It is important during the analysis to determine their relevance to the case. This may include comparing information with other evidence or using other analytical techniques such as statistical analysis or financial modelling. Conclusions and findings from the conducted analysis are recorded in the report in digital or written form. Document analysis is an important tool for detectives and other investigators as it can provide valuable insights and evidence that may not come from other sources. However, it is important to approach document analysis carefully and objectively to ensure that the evidence is credible and accurate.
Types of forensic evidence
Forensic evidence is any type of physical or digital evidence that can be used in court to support an investigation or prosecution. There are many different types of forensic evidence that can be collected and analyzed by detectives and other investigators, including biological evidence which includes any type of physical evidence containing biological material such as DNA, blood or hair. Fingerprints are one of the most commonly used forms of forensic evidence as they are unique to each individual and can be used to identify suspects.
Ballistic evidence includes bullets, cartridge cases, and other types of physical evidence that can be traced back to a specific firearm.
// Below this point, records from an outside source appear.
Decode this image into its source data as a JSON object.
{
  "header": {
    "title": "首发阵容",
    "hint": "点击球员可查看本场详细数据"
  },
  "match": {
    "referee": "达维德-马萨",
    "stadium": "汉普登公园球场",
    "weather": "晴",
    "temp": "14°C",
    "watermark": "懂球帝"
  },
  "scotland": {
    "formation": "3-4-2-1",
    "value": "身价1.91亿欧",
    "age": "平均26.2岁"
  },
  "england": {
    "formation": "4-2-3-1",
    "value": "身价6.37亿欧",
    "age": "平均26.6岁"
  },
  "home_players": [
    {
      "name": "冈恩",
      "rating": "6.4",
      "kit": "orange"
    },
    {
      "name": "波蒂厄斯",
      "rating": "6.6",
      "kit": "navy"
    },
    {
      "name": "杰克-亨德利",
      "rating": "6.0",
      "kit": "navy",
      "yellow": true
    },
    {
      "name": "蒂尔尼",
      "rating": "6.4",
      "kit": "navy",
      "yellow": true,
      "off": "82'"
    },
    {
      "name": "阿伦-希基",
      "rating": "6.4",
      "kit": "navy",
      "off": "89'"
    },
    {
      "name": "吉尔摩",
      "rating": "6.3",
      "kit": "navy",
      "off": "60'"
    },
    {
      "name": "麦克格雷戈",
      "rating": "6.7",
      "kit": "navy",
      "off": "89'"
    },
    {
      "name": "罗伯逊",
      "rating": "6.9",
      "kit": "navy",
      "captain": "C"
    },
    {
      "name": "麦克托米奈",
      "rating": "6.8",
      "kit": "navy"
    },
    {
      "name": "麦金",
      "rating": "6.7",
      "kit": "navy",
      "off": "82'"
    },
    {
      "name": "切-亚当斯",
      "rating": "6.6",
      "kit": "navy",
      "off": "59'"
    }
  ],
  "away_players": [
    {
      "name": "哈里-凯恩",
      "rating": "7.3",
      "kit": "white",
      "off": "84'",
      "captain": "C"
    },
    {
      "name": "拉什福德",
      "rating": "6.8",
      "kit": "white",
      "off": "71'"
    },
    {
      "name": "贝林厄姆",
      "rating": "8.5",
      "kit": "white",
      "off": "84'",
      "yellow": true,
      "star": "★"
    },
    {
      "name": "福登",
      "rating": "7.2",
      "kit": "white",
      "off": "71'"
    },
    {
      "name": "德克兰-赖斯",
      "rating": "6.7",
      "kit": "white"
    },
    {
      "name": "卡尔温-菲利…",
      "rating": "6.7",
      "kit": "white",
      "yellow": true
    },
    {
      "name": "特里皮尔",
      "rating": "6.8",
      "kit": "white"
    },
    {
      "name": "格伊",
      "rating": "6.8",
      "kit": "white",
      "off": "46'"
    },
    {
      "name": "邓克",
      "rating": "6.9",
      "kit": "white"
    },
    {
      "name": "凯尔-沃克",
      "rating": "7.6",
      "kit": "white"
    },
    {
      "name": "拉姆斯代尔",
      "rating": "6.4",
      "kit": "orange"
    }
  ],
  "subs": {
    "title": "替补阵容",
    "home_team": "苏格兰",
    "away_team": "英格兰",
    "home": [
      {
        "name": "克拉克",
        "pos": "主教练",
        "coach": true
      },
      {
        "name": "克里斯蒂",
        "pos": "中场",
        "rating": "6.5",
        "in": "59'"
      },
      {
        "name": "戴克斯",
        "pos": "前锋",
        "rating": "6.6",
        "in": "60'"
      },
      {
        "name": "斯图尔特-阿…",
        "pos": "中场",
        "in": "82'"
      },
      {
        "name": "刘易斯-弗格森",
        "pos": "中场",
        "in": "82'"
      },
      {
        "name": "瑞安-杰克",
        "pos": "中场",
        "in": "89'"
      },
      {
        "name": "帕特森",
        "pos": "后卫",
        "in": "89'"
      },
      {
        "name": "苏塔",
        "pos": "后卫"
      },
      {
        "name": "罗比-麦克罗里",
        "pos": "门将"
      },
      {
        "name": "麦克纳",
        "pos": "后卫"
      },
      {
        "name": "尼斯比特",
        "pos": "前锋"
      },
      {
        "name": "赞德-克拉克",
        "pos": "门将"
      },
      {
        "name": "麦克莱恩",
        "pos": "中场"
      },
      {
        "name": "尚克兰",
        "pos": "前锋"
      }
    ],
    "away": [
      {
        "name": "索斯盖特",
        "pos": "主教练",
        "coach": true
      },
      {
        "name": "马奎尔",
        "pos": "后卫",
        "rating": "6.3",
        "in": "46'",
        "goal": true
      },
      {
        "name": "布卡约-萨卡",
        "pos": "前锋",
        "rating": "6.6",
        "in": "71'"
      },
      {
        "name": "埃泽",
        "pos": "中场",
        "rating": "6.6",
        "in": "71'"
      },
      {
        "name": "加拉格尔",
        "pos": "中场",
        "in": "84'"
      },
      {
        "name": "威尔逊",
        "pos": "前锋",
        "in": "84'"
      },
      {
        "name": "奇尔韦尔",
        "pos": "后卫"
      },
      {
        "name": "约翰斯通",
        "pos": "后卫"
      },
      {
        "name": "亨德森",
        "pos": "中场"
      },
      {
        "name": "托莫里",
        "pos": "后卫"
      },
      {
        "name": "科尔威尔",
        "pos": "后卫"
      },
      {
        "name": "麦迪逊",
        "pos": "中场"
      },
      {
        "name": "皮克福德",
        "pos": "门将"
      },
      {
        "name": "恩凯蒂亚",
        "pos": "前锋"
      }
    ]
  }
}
Digital evidence including any type of data or digital evidence such as emails, social media posts and other online communications that may be relevant to the case. Material evidence that may be relevant to the case, such as clothing, tools or other items that may have been used to commit a crime, and documents that may indicate a crime has been committed.
Forensic evidence can be a powerful tool for detectives and other investigators as it can help establish a link between the suspect and the crime and provide strong support for the case. However, it is important to follow proper protocols and procedures when collecting and analyzing forensic evidence to ensure it is credible and admissible in court.
Online evidence in court cases
Online evidence, also known as digital evidence, is any type of data or digital information that can be used in court to support an investigation or prosecution. Online evidence may include, but is not limited to: e-mail messages. They can be used as evidence in court cases to establish communications between individuals or to demonstrate intent or motive. Social media posts can be used as evidence to show the activities, relationships or state of mind of a suspect at a certain time. Websites can be used as evidence to demonstrate a suspect’s interests or activities, or to establish the existence of certain information.
Other types of evidence in court cases are digital documents such as PDFs or Word documents, they can be used as evidence to show the contents of a document or to establish that a document was created or modified at a certain time. Digital photos can be used as evidence to show the activities, relationships or appearance of a suspect at a certain time. Video footage from surveillance cameras or other sources can be used as evidence to show a suspect’s actions or movements at a certain time.
Online evidence can be a powerful tool for detectives and other investigators as it can provide valuable insights and information that may not be available from other sources. However, it is important to follow proper protocols and procedures when collecting and analyzing evidence online to ensure it is credible and admissible in court. This may include obtaining the appropriate permit or using forensic tools to preserve the integrity of the evidence.